REQUIREMENT:
For the data that follows, return each line unchanged and drop the pictures.

Data records for software interfaces:
━━━━━━━━━━━━━━━━
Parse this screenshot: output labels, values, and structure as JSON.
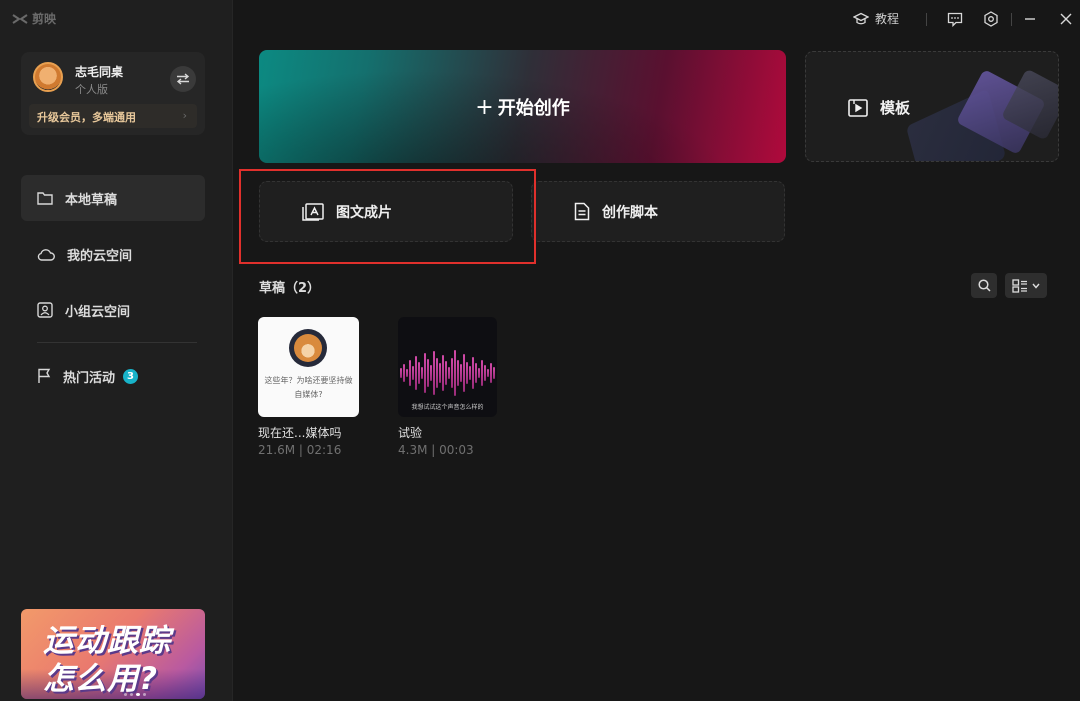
{
  "app": {
    "name": "剪映"
  },
  "user": {
    "name": "志毛同桌",
    "edition": "个人版",
    "upgrade_label": "升级会员，多端通用",
    "upgrade_arrow": "›"
  },
  "sidebar": {
    "items": [
      {
        "label": "本地草稿",
        "icon": "folder-icon"
      },
      {
        "label": "我的云空间",
        "icon": "cloud-icon"
      },
      {
        "label": "小组云空间",
        "icon": "team-icon"
      },
      {
        "label": "热门活动",
        "icon": "flag-icon",
        "badge": "3"
      }
    ]
  },
  "banner": {
    "line1": "运动跟踪",
    "line2": "怎么用?"
  },
  "topbar": {
    "tutorial_label": "教程"
  },
  "main": {
    "start_label": "开始创作",
    "start_plus": "+",
    "template_label": "模板",
    "image_text_label": "图文成片",
    "script_label": "创作脚本",
    "drafts_title": "草稿（2）"
  },
  "drafts": [
    {
      "name": "现在还...媒体吗",
      "meta": "21.6M | 02:16",
      "caption_line1": "这些年？为啥还要坚持做",
      "caption_line2": "自媒体?"
    },
    {
      "name": "试验",
      "meta": "4.3M | 00:03",
      "caption": "我想试试这个声音怎么样的"
    }
  ],
  "colors": {
    "accent_badge": "#18b3c9",
    "highlight_border": "#e0302c",
    "upgrade_text": "#e7c79a"
  }
}
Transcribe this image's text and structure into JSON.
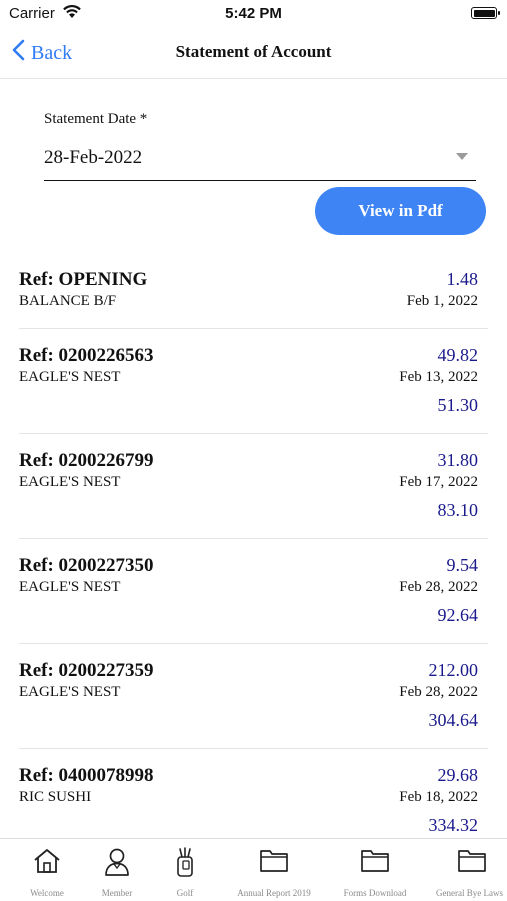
{
  "status_bar": {
    "carrier": "Carrier",
    "time": "5:42 PM"
  },
  "nav": {
    "back_label": "Back",
    "title": "Statement of Account"
  },
  "form": {
    "date_label": "Statement Date *",
    "date_value": "28-Feb-2022",
    "pdf_button": "View in Pdf"
  },
  "colors": {
    "accent": "#3e84f5",
    "link": "#2f7cf6",
    "amount": "#1a1a8c"
  },
  "transactions": [
    {
      "ref": "Ref: OPENING",
      "desc": "BALANCE B/F",
      "amount": "1.48",
      "date": "Feb 1, 2022",
      "balance": ""
    },
    {
      "ref": "Ref: 0200226563",
      "desc": "EAGLE'S NEST",
      "amount": "49.82",
      "date": "Feb 13, 2022",
      "balance": "51.30"
    },
    {
      "ref": "Ref: 0200226799",
      "desc": "EAGLE'S NEST",
      "amount": "31.80",
      "date": "Feb 17, 2022",
      "balance": "83.10"
    },
    {
      "ref": "Ref: 0200227350",
      "desc": "EAGLE'S NEST",
      "amount": "9.54",
      "date": "Feb 28, 2022",
      "balance": "92.64"
    },
    {
      "ref": "Ref: 0200227359",
      "desc": "EAGLE'S NEST",
      "amount": "212.00",
      "date": "Feb 28, 2022",
      "balance": "304.64"
    },
    {
      "ref": "Ref: 0400078998",
      "desc": "RIC SUSHI",
      "amount": "29.68",
      "date": "Feb 18, 2022",
      "balance": "334.32"
    }
  ],
  "tabs": [
    {
      "label": "Welcome",
      "icon": "home-icon"
    },
    {
      "label": "Member",
      "icon": "person-icon"
    },
    {
      "label": "Golf",
      "icon": "golf-bag-icon"
    },
    {
      "label": "Annual Report 2019",
      "icon": "folder-icon"
    },
    {
      "label": "Forms Download",
      "icon": "folder-icon"
    },
    {
      "label": "General Bye Laws",
      "icon": "folder-icon"
    }
  ]
}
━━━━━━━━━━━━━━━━
EXERCISE ANSWER:
Parse this screenshot: output labels, values, and structure as JSON.
{
  "app": {
    "name": "剪映"
  },
  "user": {
    "name": "志毛同桌",
    "edition": "个人版",
    "upgrade_label": "升级会员，多端通用",
    "upgrade_arrow": "›"
  },
  "sidebar": {
    "items": [
      {
        "label": "本地草稿",
        "icon": "folder-icon"
      },
      {
        "label": "我的云空间",
        "icon": "cloud-icon"
      },
      {
        "label": "小组云空间",
        "icon": "team-icon"
      },
      {
        "label": "热门活动",
        "icon": "flag-icon",
        "badge": "3"
      }
    ]
  },
  "banner": {
    "line1": "运动跟踪",
    "line2": "怎么用?"
  },
  "topbar": {
    "tutorial_label": "教程"
  },
  "main": {
    "start_label": "开始创作",
    "start_plus": "+",
    "template_label": "模板",
    "image_text_label": "图文成片",
    "script_label": "创作脚本",
    "drafts_title": "草稿（2）"
  },
  "drafts": [
    {
      "name": "现在还...媒体吗",
      "meta": "21.6M | 02:16",
      "caption_line1": "这些年？为啥还要坚持做",
      "caption_line2": "自媒体?"
    },
    {
      "name": "试验",
      "meta": "4.3M | 00:03",
      "caption": "我想试试这个声音怎么样的"
    }
  ],
  "colors": {
    "accent_badge": "#18b3c9",
    "highlight_border": "#e0302c",
    "upgrade_text": "#e7c79a"
  }
}
Transcribe this image's text and structure into JSON.
{
  "status_bar": {
    "carrier": "Carrier",
    "time": "5:42 PM"
  },
  "nav": {
    "back_label": "Back",
    "title": "Statement of Account"
  },
  "form": {
    "date_label": "Statement Date *",
    "date_value": "28-Feb-2022",
    "pdf_button": "View in Pdf"
  },
  "colors": {
    "accent": "#3e84f5",
    "link": "#2f7cf6",
    "amount": "#1a1a8c"
  },
  "transactions": [
    {
      "ref": "Ref: OPENING",
      "desc": "BALANCE B/F",
      "amount": "1.48",
      "date": "Feb 1, 2022",
      "balance": ""
    },
    {
      "ref": "Ref: 0200226563",
      "desc": "EAGLE'S NEST",
      "amount": "49.82",
      "date": "Feb 13, 2022",
      "balance": "51.30"
    },
    {
      "ref": "Ref: 0200226799",
      "desc": "EAGLE'S NEST",
      "amount": "31.80",
      "date": "Feb 17, 2022",
      "balance": "83.10"
    },
    {
      "ref": "Ref: 0200227350",
      "desc": "EAGLE'S NEST",
      "amount": "9.54",
      "date": "Feb 28, 2022",
      "balance": "92.64"
    },
    {
      "ref": "Ref: 0200227359",
      "desc": "EAGLE'S NEST",
      "amount": "212.00",
      "date": "Feb 28, 2022",
      "balance": "304.64"
    },
    {
      "ref": "Ref: 0400078998",
      "desc": "RIC SUSHI",
      "amount": "29.68",
      "date": "Feb 18, 2022",
      "balance": "334.32"
    }
  ],
  "tabs": [
    {
      "label": "Welcome",
      "icon": "home-icon"
    },
    {
      "label": "Member",
      "icon": "person-icon"
    },
    {
      "label": "Golf",
      "icon": "golf-bag-icon"
    },
    {
      "label": "Annual Report 2019",
      "icon": "folder-icon"
    },
    {
      "label": "Forms Download",
      "icon": "folder-icon"
    },
    {
      "label": "General Bye Laws",
      "icon": "folder-icon"
    }
  ]
}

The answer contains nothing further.